Bob's Habanero Hot Sauce - Liquid Fire Recipe. The Secret to Making Really Awesome Hot Sauce. Welcome to Out of the Kitchen, our ongoing exploration of America’s coolest food artisans.
Over the next few months, we’re apprenticing with the best knife forgers, cider brewers, and spice blenders, then bringing their knowledge and expertise back to our home kitchens—and to yours. Hey! Do you want to know a secret? It’s a secret about hot sauces—and you like hot sauces, right? Well, look, I’ve tried a lot of them, from Tabasco and Sriracha to nameless concoctions in unlabeled, reused Lucozade bottles from second-tier Caribbean islands. Now, after taking their advice and making hot sauce in my own home kitchen, I can reveal the secret: Making hot sauce is really pretty easy. See, hot sauce is pretty forgiving. That’s not to say that making a fantastic hot sauce is easy.
In my own years of making hot sauces at home, I’ve come up with some I loved and others that were perfectly fine if I didn’t think too hard about them. Well, not quite. So I experimented! Into the pot they go. Salting And Brining Flavorize, Moisturize, And Tenderize. "The cure for anything is salt water: sweat, tears or the sea.

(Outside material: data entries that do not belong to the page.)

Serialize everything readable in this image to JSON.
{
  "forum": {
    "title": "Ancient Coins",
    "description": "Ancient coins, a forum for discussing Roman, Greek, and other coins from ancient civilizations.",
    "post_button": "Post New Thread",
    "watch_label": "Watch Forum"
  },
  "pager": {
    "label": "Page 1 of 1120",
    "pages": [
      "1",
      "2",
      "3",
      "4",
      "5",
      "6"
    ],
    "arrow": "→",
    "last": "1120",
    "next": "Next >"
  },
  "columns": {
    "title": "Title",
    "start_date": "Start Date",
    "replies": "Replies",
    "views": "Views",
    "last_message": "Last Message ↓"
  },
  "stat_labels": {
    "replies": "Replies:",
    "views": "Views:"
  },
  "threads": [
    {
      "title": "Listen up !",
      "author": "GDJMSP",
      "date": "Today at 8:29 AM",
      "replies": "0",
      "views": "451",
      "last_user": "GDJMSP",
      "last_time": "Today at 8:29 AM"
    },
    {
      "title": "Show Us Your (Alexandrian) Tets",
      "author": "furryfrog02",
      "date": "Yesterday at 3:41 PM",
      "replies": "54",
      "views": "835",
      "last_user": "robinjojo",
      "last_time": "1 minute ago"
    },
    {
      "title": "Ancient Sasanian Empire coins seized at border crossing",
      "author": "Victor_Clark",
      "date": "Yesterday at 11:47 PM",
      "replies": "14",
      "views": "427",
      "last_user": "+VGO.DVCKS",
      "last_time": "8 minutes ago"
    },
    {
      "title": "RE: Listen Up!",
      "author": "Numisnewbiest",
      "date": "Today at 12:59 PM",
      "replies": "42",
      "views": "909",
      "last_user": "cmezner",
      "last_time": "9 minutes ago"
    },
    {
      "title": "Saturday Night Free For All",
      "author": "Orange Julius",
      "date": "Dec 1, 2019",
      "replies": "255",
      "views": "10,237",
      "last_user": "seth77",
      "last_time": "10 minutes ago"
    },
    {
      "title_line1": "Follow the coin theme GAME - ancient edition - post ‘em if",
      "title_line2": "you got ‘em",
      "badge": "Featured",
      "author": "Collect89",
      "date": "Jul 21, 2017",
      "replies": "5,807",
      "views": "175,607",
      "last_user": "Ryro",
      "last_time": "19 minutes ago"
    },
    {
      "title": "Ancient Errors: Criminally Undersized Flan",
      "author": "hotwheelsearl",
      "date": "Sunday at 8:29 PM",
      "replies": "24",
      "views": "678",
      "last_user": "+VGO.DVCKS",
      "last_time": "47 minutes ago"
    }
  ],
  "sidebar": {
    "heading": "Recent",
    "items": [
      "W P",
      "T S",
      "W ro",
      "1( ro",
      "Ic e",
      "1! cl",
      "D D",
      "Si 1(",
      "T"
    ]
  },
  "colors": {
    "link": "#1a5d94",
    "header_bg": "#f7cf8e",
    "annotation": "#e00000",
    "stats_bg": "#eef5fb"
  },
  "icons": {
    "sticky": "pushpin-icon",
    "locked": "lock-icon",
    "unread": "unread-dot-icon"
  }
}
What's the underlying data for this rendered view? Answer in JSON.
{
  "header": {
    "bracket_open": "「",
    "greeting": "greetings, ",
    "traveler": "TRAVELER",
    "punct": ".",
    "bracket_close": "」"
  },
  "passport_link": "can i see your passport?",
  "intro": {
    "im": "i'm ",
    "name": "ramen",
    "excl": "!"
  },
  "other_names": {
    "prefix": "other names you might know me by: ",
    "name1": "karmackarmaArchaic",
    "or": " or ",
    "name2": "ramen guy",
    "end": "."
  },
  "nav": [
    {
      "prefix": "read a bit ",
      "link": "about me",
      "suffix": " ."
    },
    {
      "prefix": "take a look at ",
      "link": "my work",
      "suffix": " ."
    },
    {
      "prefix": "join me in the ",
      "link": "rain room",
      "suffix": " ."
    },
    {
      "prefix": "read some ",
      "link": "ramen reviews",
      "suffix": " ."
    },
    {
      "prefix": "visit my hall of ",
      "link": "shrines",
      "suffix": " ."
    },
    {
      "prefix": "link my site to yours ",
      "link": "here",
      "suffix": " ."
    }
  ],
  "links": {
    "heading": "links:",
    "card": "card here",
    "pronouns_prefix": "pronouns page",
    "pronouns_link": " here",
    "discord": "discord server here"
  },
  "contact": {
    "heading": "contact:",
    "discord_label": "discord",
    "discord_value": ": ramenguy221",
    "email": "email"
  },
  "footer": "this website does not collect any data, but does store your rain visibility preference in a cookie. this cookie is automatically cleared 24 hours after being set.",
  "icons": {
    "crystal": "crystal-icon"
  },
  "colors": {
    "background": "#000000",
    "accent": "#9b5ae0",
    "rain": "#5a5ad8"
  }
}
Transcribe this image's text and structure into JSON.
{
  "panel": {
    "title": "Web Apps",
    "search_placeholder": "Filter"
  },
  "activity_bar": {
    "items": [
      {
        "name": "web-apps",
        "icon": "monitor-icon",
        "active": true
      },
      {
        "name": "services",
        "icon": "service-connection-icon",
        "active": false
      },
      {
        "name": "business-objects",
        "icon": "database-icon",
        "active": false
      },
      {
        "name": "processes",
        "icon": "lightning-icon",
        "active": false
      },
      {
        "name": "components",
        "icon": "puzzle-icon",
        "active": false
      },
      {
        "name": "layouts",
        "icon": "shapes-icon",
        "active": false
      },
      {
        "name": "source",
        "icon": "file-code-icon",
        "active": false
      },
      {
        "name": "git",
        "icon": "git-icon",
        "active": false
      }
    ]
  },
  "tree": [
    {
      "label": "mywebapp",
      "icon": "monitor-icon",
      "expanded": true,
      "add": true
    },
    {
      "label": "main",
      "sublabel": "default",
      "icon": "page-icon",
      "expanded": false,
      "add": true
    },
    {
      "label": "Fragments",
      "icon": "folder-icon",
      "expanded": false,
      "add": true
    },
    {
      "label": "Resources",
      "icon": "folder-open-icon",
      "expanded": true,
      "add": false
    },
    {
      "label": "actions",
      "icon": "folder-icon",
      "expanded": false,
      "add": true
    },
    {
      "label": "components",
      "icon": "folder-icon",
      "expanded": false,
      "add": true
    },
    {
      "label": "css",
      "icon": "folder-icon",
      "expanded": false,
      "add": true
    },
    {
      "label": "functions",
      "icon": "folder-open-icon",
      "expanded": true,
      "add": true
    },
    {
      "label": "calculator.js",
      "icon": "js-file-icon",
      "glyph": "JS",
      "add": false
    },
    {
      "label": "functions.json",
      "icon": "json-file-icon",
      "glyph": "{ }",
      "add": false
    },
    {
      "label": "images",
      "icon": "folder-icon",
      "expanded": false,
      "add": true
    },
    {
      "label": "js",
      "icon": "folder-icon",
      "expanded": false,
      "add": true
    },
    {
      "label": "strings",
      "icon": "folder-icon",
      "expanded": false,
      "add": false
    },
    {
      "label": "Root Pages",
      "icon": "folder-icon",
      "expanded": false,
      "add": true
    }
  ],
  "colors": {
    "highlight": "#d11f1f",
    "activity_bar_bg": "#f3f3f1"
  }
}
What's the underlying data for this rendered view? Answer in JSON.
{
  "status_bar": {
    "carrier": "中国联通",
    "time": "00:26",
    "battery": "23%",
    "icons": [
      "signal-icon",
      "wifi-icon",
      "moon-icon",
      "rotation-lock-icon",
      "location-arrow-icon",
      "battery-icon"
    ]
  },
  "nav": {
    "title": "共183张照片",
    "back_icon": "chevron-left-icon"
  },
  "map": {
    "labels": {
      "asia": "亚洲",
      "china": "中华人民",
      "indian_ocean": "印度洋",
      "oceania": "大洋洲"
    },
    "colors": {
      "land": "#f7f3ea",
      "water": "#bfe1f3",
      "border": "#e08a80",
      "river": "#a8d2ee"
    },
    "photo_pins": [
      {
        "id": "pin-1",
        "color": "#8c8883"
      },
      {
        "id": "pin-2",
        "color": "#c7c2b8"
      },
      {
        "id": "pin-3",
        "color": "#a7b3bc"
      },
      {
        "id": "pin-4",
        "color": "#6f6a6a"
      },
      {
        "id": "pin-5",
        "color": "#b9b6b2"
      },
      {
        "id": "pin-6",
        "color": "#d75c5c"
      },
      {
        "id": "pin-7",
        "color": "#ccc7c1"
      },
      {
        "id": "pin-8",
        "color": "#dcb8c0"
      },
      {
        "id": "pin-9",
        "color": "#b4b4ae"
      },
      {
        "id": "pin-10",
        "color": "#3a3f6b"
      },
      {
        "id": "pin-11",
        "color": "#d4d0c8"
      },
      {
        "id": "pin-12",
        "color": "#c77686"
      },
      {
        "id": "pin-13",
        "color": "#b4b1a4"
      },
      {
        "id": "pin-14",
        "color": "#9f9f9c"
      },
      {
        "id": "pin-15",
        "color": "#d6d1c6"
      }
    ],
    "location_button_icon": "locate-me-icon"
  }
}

" Isak Dinesen By Meathead Goldwyn If you like your meat juicy, tender, and flavorful, there is one simple ingredient that can improve all three: Salt. Salt, which is another name for the mineral sodium chloride (NaCl), is probably the oldest way to flavor food and essential to all living things (click here to learn more about The Zen of Salt and the different types of salt). Our bodies require salt, and the only way to get it is to ingest it. Here's how salting and brining can significantly improve your cooking, how to make wet brines, and how to use them. Salt and juiciness When we are cooking meat, a significant amount of water evaporates from the surface and some is squeezed out by cells and connective tissues that contract under heat.
Pepper Joe's Organic Homemade Hot Sauce Recipes. MAKE YOUR OWN HOT PEPPER SAUCESHabanero Hot Sauce, Jalapeno Hot Sauce and Ghost Pepper Hot Sauce Recipe Hot pepper sauces are ALL over the internet.
And there are some really tasty and innovative sauces. But, Pepper Joe's favorites are his own home-made sauces. You can control the freshness of ingredients,the heat level, and make sure it's wholesome, organic and chemical and preservative free. Listed are two easy-to-make recipes that I hope will become family favorites. . - 12 jalapeno peppers - 8 tablespoons red wine vinegar - 1 whole lime - 1 tablespoon sugar -1/2 tbs. salt -1/2 tbs. onion powder -1/2 tbs. garlic powder Cut hot pepper in half and remove seeds. For a hotter gourmet type read on... - 12 habanero peppers - 2 carrots - 1 lg. onion - 6 cloves of garlic -1/2 tbs. salt -1/4 tbs. white pepper - 1 lime - 8 tbs. white vinegar Cut habanero peppers in half and remove seeds. Just put in wide-mouth jar and store in fridge. Rub Recipe: Meathead's Memphis Dust.
By Meathead Goldwyn Rubs are spice mixes that you can apply to raw food before cooking and there are scores of commercial blends on the market.
But there's no need to buy a rub when you can make your own and customize it to your taste. And they're easy to make! Here's my recipe for a great all purpose pork rub. Although it is formulated for pork, I've used it with success on smoked salmon, stuffed raw celery, on the rim of Bloody Mary's, and even popcorn. Since I originally designed this for ribs, let's talk about how to use it on this succulent bit of pig candy.
Even if you like your pork "wet" (with sauce) a good rub can add flavor, texture, and color, and you need one if only so, when you are asked "What's your secret? " Some pros leave their rub on overnight, sort of a dry marinade, that can work like a brine or a curing process. Some put it right on the meat and then massage it in. The Classic Regional Barbecue Sauce Recipes. "Barbecue is 99% perspiration and 1% sauce.
" Vince Staten By Meathead Goldwyn The Different Barbecue Sauce Types. There are several regions which have evolved their own unique barbecue and sauce styles, often influenced by the available meats and their ethnic origins. They are not all sweet and red! In his 1993 book "Why We Eat What We Eat: How Columbus Changed the Way the World Eats ", Raymond Sokolov, has a superb essay on authenticity focused on regional styles. Here is an overview, and the articles below have more detail. The History of Barbecue Sauces. Kansas City Classic BBQ Sauce. Tennessee Hollerin' Whiskey Sauce. Jalapeno Poppers Recipes.